Bahiagrass Production and Nutritive Value as Affected by Domestic Wastewater Residuals
- Martin B. Adjei * and
- Jack E. Rechcigl
Approximately 70% of Florida's biosolids is land-applied with little supporting agronomic information. This experiment was conducted on bahiagrass (Paspalum notatum Flugge), on Pomona fine sand soil (sandy, siliceous, hyperthermic Ultic Alaquods), to compare the agronomic value of aerobically digested slurry biosolid, lime-stabilized slurry biosolid, lime-stabilized cake biosolid, and ammonium nitrate all applied to supply 90 or 180 kg N ha−1 vs. an unfertilized control.

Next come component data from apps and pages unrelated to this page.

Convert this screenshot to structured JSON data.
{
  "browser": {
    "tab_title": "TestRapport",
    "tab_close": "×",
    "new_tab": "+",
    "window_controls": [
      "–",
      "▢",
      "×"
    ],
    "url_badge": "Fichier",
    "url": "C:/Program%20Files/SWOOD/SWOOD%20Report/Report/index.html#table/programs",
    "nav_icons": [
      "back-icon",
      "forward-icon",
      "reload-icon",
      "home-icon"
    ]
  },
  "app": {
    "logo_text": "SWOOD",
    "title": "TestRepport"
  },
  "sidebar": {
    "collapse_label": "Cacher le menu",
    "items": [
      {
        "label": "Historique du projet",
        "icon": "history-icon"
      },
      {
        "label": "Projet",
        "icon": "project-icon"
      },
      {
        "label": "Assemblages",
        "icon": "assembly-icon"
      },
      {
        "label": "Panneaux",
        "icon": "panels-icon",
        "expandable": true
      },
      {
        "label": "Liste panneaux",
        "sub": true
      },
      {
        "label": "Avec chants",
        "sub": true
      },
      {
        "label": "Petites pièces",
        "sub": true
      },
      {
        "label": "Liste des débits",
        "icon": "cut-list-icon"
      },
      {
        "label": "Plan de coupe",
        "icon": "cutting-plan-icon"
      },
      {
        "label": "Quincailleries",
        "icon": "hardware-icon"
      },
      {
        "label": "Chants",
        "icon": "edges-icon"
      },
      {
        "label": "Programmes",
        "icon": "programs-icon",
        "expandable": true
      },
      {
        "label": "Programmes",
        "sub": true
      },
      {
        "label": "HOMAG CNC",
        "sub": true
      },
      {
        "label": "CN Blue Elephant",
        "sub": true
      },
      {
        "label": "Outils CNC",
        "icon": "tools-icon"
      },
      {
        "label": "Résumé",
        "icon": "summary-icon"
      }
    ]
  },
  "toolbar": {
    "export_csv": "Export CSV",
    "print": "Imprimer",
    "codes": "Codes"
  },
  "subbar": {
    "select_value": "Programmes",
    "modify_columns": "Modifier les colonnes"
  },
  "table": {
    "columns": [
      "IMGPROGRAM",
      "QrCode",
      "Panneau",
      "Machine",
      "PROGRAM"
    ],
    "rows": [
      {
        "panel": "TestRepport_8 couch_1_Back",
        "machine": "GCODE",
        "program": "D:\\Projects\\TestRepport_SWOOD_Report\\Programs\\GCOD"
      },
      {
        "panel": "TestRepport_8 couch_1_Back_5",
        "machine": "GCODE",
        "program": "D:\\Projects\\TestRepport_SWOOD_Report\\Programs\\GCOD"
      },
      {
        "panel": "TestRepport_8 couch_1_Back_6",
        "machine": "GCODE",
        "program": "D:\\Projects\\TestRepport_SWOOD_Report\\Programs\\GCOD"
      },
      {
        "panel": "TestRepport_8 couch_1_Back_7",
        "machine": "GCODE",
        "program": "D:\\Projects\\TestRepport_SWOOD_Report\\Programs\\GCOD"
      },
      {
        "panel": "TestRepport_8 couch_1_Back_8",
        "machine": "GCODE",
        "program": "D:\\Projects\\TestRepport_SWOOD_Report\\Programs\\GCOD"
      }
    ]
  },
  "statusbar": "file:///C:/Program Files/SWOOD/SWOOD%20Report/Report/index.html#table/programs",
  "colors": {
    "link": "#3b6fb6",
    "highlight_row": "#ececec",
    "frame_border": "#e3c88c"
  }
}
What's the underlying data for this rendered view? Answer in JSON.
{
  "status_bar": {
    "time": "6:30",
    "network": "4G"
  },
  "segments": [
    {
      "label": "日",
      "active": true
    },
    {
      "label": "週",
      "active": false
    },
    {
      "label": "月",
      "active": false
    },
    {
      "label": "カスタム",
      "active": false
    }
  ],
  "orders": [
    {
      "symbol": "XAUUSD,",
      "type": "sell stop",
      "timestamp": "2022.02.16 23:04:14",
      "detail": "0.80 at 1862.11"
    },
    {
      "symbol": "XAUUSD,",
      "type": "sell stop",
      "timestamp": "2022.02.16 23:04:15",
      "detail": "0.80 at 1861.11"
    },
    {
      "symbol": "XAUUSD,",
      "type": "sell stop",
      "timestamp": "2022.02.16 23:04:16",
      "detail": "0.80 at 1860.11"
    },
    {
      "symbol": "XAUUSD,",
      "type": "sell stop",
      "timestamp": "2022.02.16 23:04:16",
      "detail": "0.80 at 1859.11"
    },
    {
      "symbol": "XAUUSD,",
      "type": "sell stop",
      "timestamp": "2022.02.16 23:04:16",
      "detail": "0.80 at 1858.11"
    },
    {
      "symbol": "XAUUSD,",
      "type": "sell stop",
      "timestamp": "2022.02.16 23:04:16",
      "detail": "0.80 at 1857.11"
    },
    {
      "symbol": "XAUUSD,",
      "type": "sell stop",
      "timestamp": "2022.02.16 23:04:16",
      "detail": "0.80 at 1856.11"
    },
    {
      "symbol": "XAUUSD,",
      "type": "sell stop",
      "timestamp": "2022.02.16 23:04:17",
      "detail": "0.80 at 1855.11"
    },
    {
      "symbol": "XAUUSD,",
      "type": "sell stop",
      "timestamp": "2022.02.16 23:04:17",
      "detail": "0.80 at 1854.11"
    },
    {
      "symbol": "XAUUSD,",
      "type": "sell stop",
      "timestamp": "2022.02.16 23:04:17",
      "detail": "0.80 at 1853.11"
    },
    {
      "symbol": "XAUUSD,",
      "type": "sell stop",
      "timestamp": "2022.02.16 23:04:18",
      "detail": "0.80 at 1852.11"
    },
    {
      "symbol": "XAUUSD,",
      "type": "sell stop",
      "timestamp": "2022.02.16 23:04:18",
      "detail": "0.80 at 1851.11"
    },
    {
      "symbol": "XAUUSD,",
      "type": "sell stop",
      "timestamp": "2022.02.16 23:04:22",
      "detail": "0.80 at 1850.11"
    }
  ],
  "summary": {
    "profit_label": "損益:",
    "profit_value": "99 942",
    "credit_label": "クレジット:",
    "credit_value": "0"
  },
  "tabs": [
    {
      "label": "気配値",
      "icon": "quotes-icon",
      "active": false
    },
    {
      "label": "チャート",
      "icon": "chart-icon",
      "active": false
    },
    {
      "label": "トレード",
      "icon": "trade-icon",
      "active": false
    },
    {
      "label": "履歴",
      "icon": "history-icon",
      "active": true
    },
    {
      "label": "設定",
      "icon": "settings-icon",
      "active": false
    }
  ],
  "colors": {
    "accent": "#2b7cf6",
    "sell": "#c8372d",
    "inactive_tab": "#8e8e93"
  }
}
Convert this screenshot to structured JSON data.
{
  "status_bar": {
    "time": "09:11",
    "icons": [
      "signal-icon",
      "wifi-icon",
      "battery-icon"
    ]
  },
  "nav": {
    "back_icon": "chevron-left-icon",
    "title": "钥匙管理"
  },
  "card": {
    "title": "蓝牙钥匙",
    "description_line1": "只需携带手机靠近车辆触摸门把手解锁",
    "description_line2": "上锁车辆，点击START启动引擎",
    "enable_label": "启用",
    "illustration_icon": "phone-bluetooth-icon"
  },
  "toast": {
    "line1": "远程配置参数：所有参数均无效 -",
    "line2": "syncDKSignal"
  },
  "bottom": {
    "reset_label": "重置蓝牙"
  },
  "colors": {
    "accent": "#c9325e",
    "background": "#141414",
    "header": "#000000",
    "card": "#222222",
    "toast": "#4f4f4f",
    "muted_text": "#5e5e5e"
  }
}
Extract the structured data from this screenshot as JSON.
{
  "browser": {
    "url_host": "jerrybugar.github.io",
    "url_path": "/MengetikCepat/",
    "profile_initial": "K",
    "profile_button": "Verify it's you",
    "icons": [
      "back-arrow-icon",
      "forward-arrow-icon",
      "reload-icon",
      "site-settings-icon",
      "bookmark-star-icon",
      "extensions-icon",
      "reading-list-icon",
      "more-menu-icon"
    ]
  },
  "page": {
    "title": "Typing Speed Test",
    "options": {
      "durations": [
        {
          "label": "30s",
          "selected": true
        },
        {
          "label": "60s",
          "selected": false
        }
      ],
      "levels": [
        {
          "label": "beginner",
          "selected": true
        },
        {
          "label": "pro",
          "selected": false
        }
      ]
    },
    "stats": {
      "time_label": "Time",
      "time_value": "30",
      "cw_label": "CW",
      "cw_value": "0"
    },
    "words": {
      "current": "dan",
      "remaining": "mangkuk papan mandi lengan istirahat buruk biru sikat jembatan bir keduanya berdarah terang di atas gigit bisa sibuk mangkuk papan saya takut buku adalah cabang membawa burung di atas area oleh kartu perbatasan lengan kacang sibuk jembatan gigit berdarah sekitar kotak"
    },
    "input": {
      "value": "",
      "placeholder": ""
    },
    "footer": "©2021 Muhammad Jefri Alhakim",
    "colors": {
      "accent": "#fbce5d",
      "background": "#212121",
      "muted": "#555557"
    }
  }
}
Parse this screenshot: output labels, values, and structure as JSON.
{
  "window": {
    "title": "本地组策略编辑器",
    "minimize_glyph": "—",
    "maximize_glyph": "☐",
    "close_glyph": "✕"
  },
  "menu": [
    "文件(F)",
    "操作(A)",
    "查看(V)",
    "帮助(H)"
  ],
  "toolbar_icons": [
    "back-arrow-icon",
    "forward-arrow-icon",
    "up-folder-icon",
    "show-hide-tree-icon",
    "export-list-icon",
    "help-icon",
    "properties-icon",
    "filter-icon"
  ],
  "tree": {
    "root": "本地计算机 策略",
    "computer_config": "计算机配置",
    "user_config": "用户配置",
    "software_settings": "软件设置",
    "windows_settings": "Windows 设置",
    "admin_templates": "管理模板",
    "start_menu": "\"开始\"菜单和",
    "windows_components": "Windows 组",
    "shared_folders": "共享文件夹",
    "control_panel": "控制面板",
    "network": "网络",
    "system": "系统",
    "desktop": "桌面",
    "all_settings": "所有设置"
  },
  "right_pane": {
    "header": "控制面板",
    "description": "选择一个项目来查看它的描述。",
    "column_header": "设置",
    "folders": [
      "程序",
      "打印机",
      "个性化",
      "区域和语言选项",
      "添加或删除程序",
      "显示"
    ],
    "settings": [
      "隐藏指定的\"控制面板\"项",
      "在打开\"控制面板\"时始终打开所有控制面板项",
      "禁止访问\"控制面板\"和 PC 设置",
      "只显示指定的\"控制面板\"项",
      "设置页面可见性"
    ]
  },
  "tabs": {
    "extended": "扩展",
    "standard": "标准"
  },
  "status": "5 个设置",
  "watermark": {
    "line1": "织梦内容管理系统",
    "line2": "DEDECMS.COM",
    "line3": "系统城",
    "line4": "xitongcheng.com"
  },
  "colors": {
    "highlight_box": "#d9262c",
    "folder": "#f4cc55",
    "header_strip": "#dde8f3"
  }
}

Forage production (3–5 Mg ha−1 yr−1) was similar for the ammonium nitrate and the slurries in 1998 and 1999, highest for the lime-stabilized slurry in 2000, but always 30% lower for the cake biosolid due to the cake's lower N availability. The slurries and ammonium nitrate gave 50% or more forage and higher spring crude protein (CP) concentration (100–170 g kg−1) than the control (75–110 g kg−1). The CP was improved with ammonium nitrate in early spring, after which, there were no consistent differences in CP or in vitro organic matter digestion (460–600 g kg−1) among N sources. Tissue P (2.0–3.5 g kg−1), Ca (3.0–8.0 g kg−1), and Fe (40–250 mg kg−1) were increased by both biosolid slurries in the spring, whereas tissue Cu (6–15 mg kg−1) and Mn (10–100 mg kg−1) were elevated periodically only by the aerobically digested slurry. Forage was deficient in K and Mn in summer across treatments. Lime-stabilized biosolid could boost bahiagrass production in Florida because it is lower in pathogens, inexpensive, and provides lime and organic matter.Please view the pdf by using the Full Text (PDF) link under 'View' to the left.
Copyright © 2002.